Jeannie also explained how different factors, not just exercise, contribute to a healthier lifestyle.
“Everything really does impact each other,” said Jeannie, who added: “If you can sleep well, eat well – then the desire to exercise will naturally come. You will have more energy to go for a walk, a gentle jog or a Pilates class.”
Although starting with small steps is important when it comes to exercise, Jeannie said you must also “be consistent”.
You can do this by setting time in your diary to go to the gym or for a run, or book regular exercise classes to attend.
Mindset “is a huge part” of adopting a healthier, more long-term lifestyle, Jeannie also explained, as she said it helps to think about why you want to have a healthier lifestyle.
“You need to make that association in your mind between the action and the benefit. If you don’t have a commitment to it, it will be very hard to maintain,” Jeannie added.

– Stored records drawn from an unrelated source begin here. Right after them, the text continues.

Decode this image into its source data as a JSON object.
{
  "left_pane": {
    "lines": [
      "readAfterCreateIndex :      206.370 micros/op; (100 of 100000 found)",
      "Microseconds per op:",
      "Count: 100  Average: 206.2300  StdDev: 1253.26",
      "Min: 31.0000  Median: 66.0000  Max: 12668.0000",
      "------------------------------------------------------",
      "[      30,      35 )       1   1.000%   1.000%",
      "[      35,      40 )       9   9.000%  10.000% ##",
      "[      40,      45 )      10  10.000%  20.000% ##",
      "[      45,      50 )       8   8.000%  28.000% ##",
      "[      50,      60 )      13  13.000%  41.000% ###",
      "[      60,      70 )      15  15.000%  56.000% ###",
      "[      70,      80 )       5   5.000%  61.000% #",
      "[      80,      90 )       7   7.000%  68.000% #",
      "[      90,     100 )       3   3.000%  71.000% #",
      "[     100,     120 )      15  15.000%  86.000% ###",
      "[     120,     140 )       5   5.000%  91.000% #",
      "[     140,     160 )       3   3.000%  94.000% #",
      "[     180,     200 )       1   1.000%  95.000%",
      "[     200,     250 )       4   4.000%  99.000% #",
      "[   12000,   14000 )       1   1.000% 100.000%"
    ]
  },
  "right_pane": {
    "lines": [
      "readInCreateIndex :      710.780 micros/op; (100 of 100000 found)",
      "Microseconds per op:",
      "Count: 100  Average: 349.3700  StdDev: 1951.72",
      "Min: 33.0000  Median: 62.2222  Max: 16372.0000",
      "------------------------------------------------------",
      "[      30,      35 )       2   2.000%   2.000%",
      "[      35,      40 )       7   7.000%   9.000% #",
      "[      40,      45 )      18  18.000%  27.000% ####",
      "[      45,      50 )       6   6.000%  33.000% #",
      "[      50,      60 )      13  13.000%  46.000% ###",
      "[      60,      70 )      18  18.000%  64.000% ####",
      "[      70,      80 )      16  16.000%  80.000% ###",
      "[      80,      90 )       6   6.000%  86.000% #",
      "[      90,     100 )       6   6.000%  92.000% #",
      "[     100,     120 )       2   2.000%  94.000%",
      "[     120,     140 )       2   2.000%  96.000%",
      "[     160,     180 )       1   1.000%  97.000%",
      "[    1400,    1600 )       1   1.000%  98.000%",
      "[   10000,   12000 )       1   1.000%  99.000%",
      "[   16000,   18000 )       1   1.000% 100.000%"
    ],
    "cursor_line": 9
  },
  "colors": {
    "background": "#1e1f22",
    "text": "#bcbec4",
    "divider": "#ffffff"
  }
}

‘Trust the process’
Dr Marianne Trent, clinical psychologist and founder of Good Thinking Psychological Services, also noted how important mindset is when it comes to making more long-term lifestyle changes.
She said it can be helpful for people to think about “new daily habits” they’d like to adopt instead of new resolutions, and to try to only adopt small habits at a time.
Then, “when you have nailed making this part of your daily routine and not something you’re forcing yourself to do”, Marianne said a person is then ready to adopt another habit if they would like to.
As a final note, Ashley added: “As humans we are all different, so even if you have the same end goal as someone else, your journey to reach it will never be the same.”
She said it’s important to find what works for you, focus on the positive aspects of the changes you are making, and remember to take it one step at a time.
Ashley said our health “is a journey that will last a lifetime, and along the way we will face both challenges and triumphs,” and added: “Start small, be realistic, trust the process, and enjoy the journey.”